The Oct. 25 Business Monday story Are we covered? drives home a horrifying fact: Even after five hurricane-free years, Florida’s insurance market is still in awful shape.
There is less competition, less consumer choice, less financial stability and higher rates.
The best solutions to these problems aren’t a rearranging of the current system — it’s broken beyond repair — but, rather, a fundamental rethinking of the government’s role in providing insurance.
Citizens and the Florida Hurricane Catastrophe Fund — state agencies both — must be scaled back to reduce risk to taxpayers and, particularly in coastal areas, rates may have to rise, especially for expensive homes.
The government has a role in making sure that insurance companies remain solvent and in encouraging individuals to retrofit their houses.
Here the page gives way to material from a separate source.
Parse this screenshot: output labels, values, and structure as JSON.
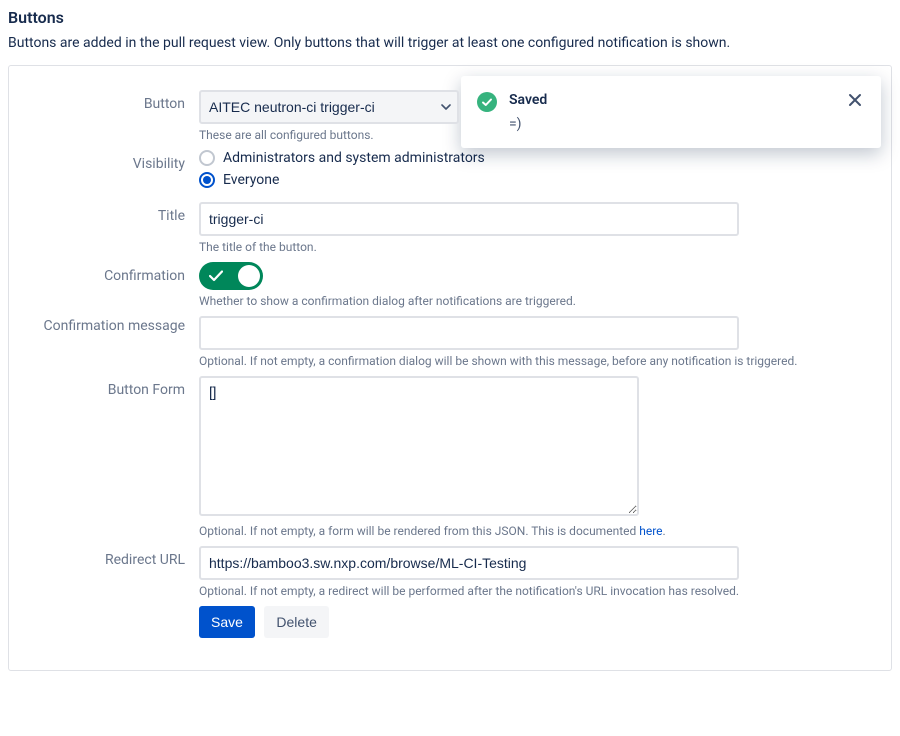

But its large-scale intervention has failed dismally.
Because of its location, Florida will always be a high-risk state, and insurance will never be cheap.
The right changes, however, can make insurance here available and affordable.
CHRISTIAN R. CAMARA, director, Florida Insurance Project, The Heartland Institute, Tallahassee